Kalbeck brahms online dating
One of the manuscripts had briefly emerged in 1930 as an item offered for sale in Sotheby's catalog.Unlikely though it may sound, this seems to have been the treasured Gabrilowitsch wedding gift.The Russian pianist and conductor Ossip Gabrilowitsch and Clara Clemens, daughter of Mark Twain (whose real name was Samuel Langhorne Clemens) and herself a contralto of considerable renown, are getting married in a small but lavish ceremony at the bride's rural residence of her father in Redding, Connecticut.They have known each other for quite some time, but they decided to join their lives only two weeks earlier after a benefit concert for the Redding Public Library.Autographs listed as missing or lost (or even destroyed) reappear, mysteriously, often in unexpected corners of the world.Our story about this Brahms manuscript begins on October 6, 1909.Her brief description of these items suggests that not one (the Sotheby) but both bear resemblances to the auto-graph under consideration here.The first, owned by the conductor Hermann Levi as early as 1873 and shown at the Meiningen Brahms exhibition in 1899, consisted of two oblong sheets (or four pages) and, according to Levi, contains some variants in measures 10-13; the Library of Congress manuscript indeed has the same format and shows an ossia in the vocal part with text underlay (not in Brahms's handwriting but perhaps preserving an authentic variant) concerning those very same measures (see example 1).

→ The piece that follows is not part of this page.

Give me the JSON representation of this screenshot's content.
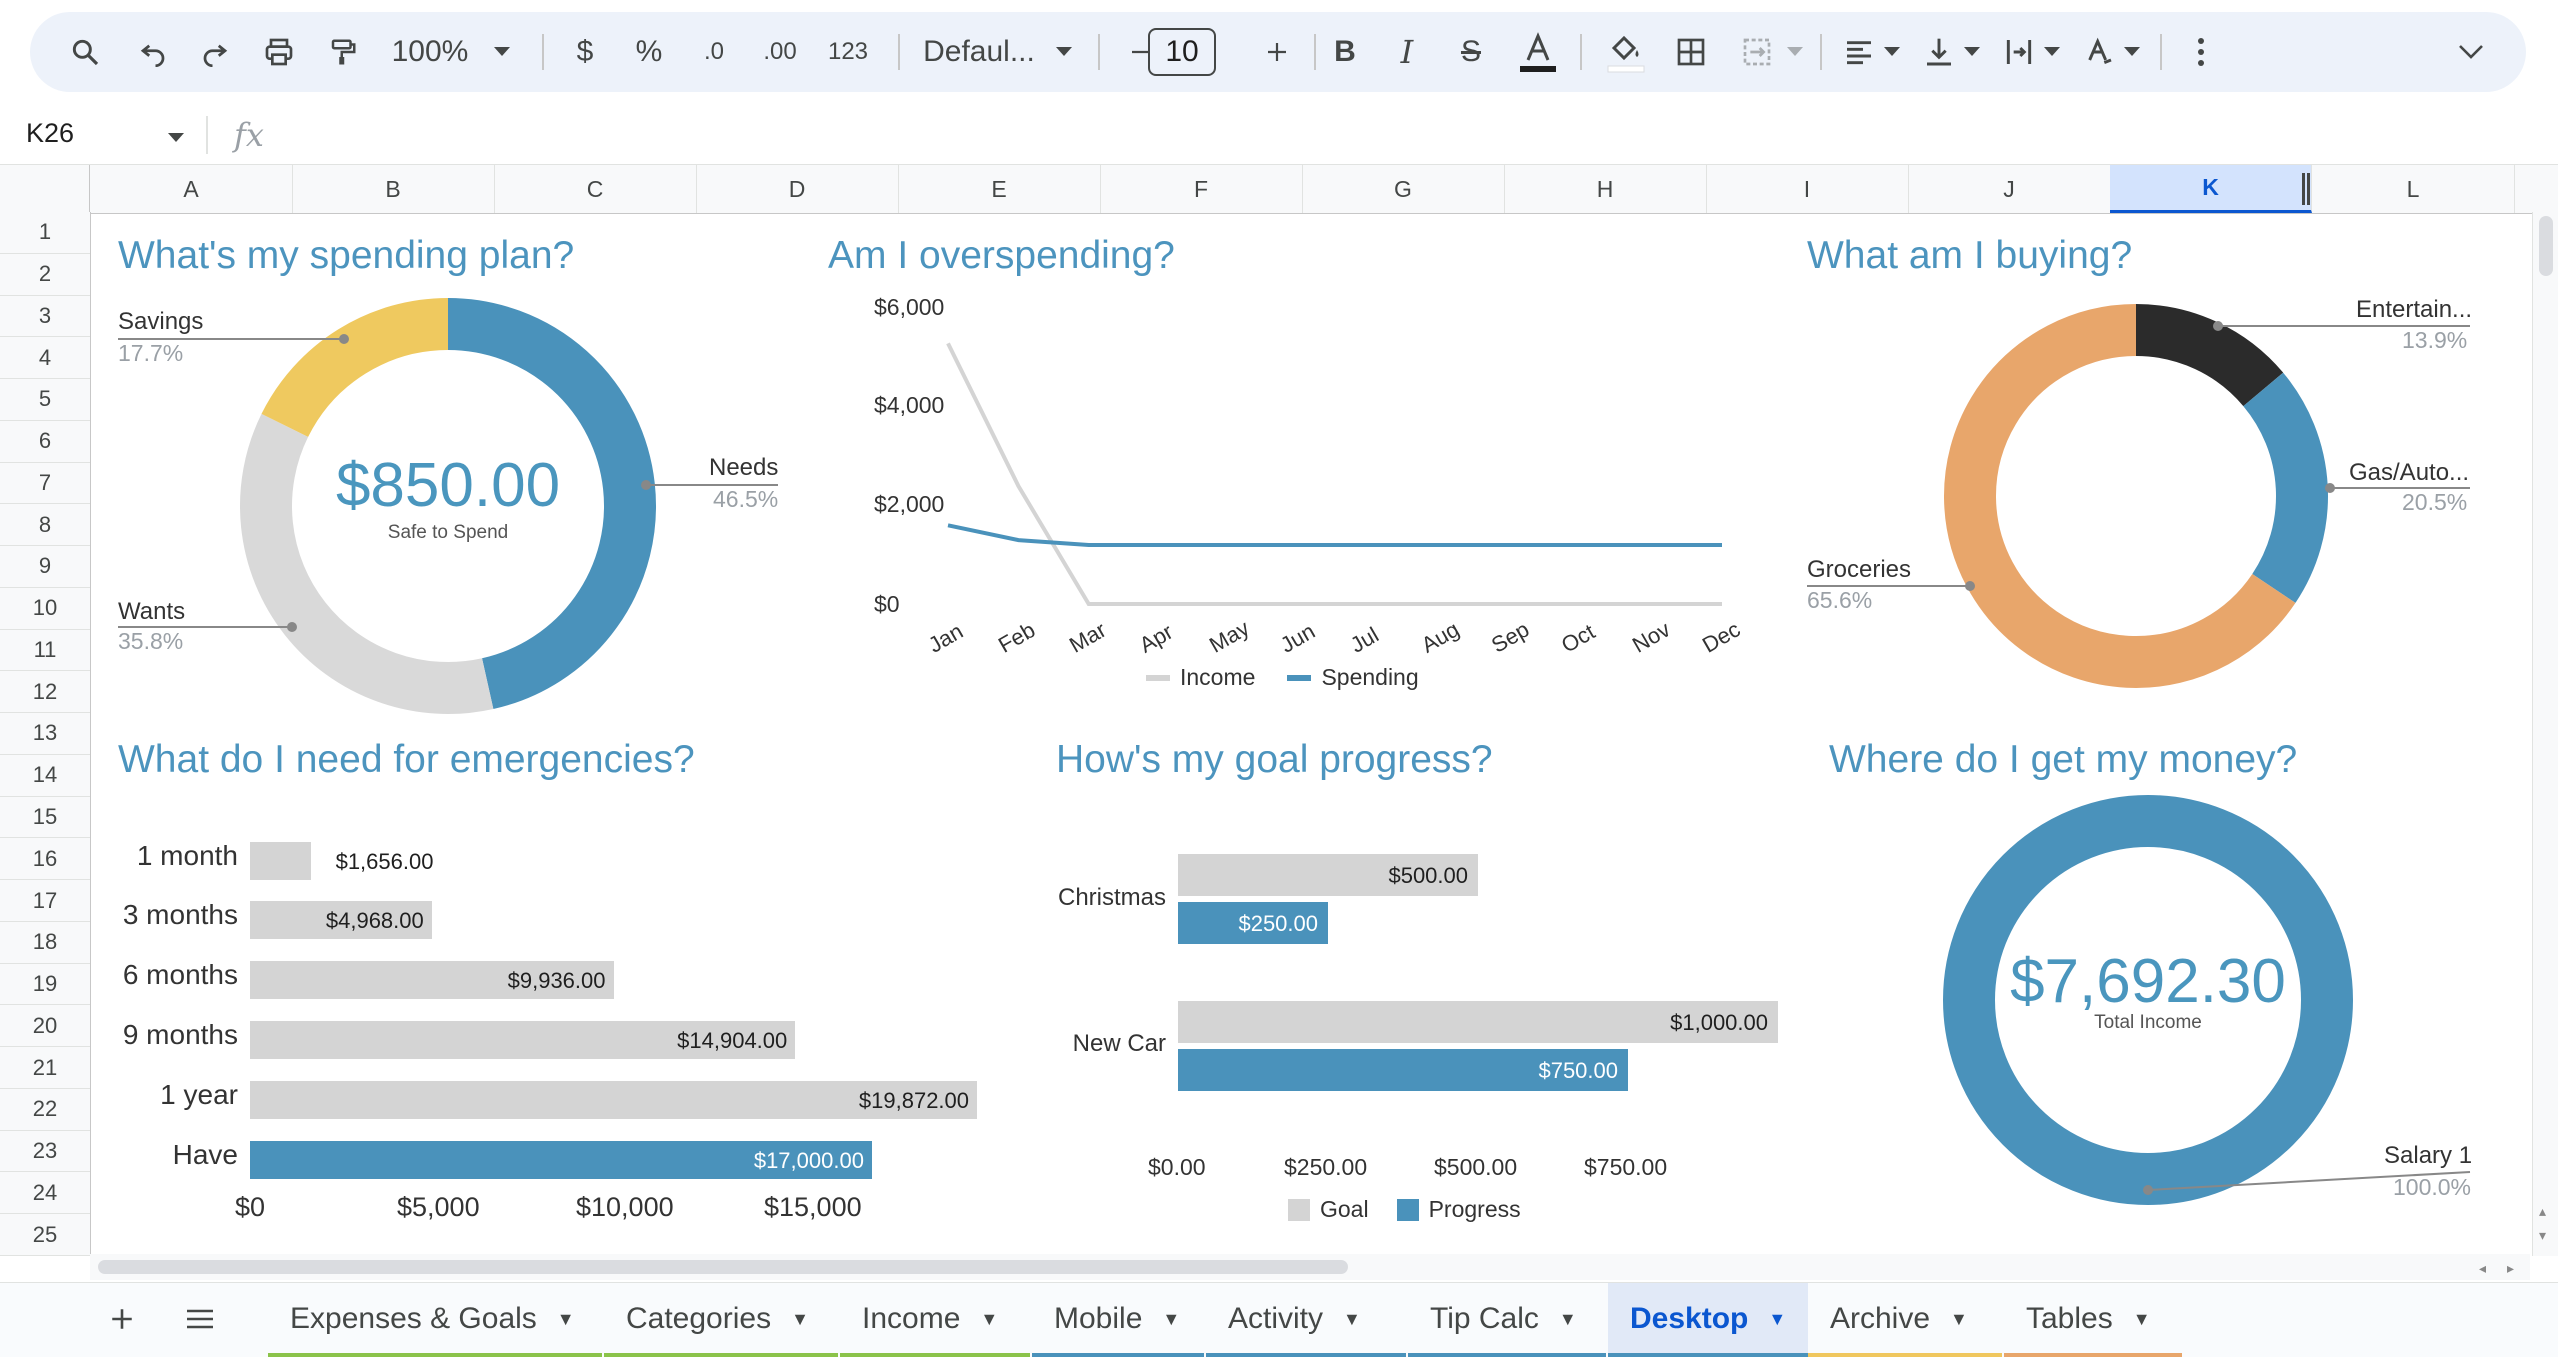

Whatever their motivation, the sale did not materialize.
One more problem can now be resolved; the date given on the binding (and in the Sotheby catalog) is wrong.
Brahms's characteristically hasty handwriting caused a "6" at some point to be read as an "8": the actual date at the end of the manuscript is "1865" (see example 2).
After the composer puts finishing touches on a work, the manuscript may remain in the possession of the author for a while longer, or in the hands of the publisher to whom the work is sold, or it may be given as a present to a friend in gratitude for loyalty past or to ensure continuing goodwill or as a more straightforward act of generosity.
Autographs are destroyed in wars or by accident, or they may simply disappear from sight, often for generations.
In short, there is strong evidence that the two lost autographs are one and the same and have now been "found" in the Library of Congress.